In some questionnaires, a final quiz even ensured that the test subjects had internalized the numbers - but the anecdotes were convincing nonetheless. Fagerlin and her team cited several explanations for this: We are more likely to identify with a person from an anecdote than with an average statistical person. The little stories also present us with a clear outcome: cured or not. Percentages and sample sizes, on the other hand, remain too abstract for many of us.

The temptation to deduce the whole from the individual case

Do we infer society as a whole from the individual cases described in anecdotes? Yes. Jeffrey Strange from the University of Pennsylvania and Cynthia Leung from Columbia University gave the answer in their 1999 study.8 The subject of the experiment: The high number of early school leavers in the USA. Two short stories described either the catastrophic conditions at a young person's school or their emotional problems. And indeed, the anecdote influenced, among other things, the test subjects' judgment of the causes of the school dropout problem: Depending on what they read, schools were perceived as poor learning environments, teachers as incompetent, or the average American youth as emotionally unstable. And that even if, according to the previous questionnaire, the basic attitude of the test persons was actually different. The researchers concluded that the anecdotes function as vehicles for drawing our attention to specific, situational causes of the problem. Anecdotes even influence our assessment of society as a whole. The persuasiveness of anecdotes has therefore been scientifically proven for different areas of life. But do they convey knowledge in such a way that we are interested and we better keep the facts?

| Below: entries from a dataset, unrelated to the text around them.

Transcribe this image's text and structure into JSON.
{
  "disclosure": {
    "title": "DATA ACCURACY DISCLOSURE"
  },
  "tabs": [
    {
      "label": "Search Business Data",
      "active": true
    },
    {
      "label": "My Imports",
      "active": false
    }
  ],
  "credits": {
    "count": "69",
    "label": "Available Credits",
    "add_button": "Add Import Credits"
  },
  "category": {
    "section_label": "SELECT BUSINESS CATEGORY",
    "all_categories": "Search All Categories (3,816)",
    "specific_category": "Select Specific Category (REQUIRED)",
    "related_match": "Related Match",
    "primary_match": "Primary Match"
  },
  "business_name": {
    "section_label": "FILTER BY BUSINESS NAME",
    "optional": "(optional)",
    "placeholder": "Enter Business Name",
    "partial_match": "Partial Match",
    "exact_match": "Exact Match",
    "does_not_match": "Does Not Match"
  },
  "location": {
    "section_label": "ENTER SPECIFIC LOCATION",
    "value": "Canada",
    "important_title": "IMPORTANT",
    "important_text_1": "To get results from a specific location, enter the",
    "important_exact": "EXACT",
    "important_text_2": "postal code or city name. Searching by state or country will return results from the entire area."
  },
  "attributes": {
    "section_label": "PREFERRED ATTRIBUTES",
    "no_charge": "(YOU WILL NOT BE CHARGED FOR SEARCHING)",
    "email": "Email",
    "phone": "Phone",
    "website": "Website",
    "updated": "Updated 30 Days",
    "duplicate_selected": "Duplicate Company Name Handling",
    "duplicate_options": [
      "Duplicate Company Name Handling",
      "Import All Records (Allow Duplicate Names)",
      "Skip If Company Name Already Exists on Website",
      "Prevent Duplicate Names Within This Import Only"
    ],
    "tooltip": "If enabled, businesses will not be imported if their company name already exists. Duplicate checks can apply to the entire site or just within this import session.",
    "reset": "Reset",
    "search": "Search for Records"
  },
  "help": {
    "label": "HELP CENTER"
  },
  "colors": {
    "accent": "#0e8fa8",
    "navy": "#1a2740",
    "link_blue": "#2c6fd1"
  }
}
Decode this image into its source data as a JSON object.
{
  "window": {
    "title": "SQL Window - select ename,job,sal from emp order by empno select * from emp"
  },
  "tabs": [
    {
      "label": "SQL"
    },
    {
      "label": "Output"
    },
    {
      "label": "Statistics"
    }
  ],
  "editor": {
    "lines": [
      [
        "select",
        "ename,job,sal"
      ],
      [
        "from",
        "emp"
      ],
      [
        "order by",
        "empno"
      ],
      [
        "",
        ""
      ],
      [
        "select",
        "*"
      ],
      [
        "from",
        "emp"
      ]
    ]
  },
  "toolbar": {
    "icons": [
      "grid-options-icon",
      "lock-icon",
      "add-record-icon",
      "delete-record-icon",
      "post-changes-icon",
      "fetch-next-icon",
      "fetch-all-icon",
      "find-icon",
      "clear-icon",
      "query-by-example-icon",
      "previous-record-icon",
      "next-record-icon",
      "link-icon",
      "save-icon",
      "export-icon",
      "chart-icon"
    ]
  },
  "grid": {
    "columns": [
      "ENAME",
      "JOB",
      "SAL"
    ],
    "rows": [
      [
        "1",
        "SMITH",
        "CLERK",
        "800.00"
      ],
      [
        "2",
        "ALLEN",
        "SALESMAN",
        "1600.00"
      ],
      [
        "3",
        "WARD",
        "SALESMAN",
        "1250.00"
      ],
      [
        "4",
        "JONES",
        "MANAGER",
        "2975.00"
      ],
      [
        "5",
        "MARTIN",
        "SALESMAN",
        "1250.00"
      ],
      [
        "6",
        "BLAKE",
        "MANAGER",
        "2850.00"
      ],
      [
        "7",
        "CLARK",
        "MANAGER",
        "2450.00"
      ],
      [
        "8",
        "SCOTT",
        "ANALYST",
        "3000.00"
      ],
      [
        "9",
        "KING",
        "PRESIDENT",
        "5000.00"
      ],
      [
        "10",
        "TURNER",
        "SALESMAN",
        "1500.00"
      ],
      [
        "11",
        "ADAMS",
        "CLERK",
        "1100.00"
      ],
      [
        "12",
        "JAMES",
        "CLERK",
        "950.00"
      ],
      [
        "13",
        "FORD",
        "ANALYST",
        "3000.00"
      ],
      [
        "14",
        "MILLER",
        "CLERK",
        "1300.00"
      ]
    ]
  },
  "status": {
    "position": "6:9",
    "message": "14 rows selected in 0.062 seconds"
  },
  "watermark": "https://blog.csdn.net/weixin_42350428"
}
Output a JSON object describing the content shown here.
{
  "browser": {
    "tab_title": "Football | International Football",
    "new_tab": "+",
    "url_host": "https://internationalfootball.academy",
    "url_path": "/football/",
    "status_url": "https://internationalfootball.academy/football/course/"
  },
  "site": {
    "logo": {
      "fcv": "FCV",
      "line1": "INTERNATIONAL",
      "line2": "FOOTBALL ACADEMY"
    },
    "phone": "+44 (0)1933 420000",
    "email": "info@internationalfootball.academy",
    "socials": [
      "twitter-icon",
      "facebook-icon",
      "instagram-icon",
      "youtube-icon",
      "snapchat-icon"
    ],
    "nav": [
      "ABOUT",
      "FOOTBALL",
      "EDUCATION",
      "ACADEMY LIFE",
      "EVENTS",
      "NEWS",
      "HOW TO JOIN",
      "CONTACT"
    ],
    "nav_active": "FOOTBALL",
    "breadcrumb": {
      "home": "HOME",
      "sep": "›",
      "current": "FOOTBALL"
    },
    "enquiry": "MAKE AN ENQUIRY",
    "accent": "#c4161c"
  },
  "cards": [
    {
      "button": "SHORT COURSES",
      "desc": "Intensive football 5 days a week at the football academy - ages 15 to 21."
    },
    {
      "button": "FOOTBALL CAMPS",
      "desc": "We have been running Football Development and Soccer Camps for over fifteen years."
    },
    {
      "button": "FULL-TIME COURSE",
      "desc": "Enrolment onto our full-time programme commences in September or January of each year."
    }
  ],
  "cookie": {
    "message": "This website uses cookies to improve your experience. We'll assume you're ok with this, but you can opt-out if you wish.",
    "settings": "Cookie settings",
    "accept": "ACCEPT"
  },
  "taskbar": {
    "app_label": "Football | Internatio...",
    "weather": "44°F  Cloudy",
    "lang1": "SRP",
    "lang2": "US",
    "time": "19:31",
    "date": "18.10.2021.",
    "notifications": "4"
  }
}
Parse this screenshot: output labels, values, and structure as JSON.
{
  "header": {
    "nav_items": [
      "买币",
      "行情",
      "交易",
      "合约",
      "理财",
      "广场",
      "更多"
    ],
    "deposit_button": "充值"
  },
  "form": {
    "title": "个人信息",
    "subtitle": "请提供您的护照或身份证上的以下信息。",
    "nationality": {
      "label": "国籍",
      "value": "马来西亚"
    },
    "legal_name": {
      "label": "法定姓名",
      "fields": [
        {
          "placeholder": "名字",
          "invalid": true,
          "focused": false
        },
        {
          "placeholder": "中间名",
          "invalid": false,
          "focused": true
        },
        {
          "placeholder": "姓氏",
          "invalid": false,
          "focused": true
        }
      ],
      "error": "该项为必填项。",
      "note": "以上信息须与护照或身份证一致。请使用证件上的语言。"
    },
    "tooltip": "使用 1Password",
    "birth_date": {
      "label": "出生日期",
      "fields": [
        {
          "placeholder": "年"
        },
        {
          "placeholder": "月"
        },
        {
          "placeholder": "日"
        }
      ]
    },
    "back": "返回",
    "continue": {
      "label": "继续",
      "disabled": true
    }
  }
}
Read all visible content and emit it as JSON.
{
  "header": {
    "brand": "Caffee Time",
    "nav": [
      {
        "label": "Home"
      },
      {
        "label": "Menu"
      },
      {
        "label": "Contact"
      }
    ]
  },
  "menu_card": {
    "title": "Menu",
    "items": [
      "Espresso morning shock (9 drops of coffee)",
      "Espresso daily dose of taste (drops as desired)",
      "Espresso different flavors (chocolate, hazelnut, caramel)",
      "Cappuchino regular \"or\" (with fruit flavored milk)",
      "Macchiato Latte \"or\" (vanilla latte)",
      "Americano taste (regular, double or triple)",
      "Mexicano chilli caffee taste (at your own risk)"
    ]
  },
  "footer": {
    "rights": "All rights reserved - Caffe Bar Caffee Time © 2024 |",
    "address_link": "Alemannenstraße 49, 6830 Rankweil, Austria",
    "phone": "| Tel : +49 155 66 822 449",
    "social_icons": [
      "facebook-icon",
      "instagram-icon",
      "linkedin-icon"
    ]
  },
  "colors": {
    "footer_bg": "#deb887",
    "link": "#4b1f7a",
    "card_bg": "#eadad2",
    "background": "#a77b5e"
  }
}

Anecdotes in imparting knowledge

Big and small storiesAll articles on the focus
Suzanne Hidi and William Baird examined the anecdote as an attention-grabbing element in teaching texts for primary school children. They found that the little stories are often used in school books as a rhetorical strategy to arouse children's interest in the material. And the researchers were able to confirm that this also works.9 The primary school students surveyed found only the anecdotes in the texts interesting. Remarkably, they also gave the feedback that they found their content to be unimportant. In another study by the research duo, fourth and sixth graders were asked to write down everything they had remembered from a text they had read.10 It turned out that they had primarily memorized the specific content told. The more abstract, scientific information, on the other hand, was mostly not stuck. Hidi and Baird thus showed that the little stories, as interesting as they may be, can even interfere with the learning of certain information.

Let's summarize: Anecdotes can be very interesting and very convincing in the right context, but they can also distract from the essentials. It probably depends on how the little stories are used. You have the power to get people excited about a research topic. And they go well with reading behavior that is characterized by ever shorter attention spans. Above all, however, anecdotes like that of Newton and Kekulé make great researchers more accessible to us. Theoretically, the falling apple and the snake in a dream could have given all of us such brilliant ideas ...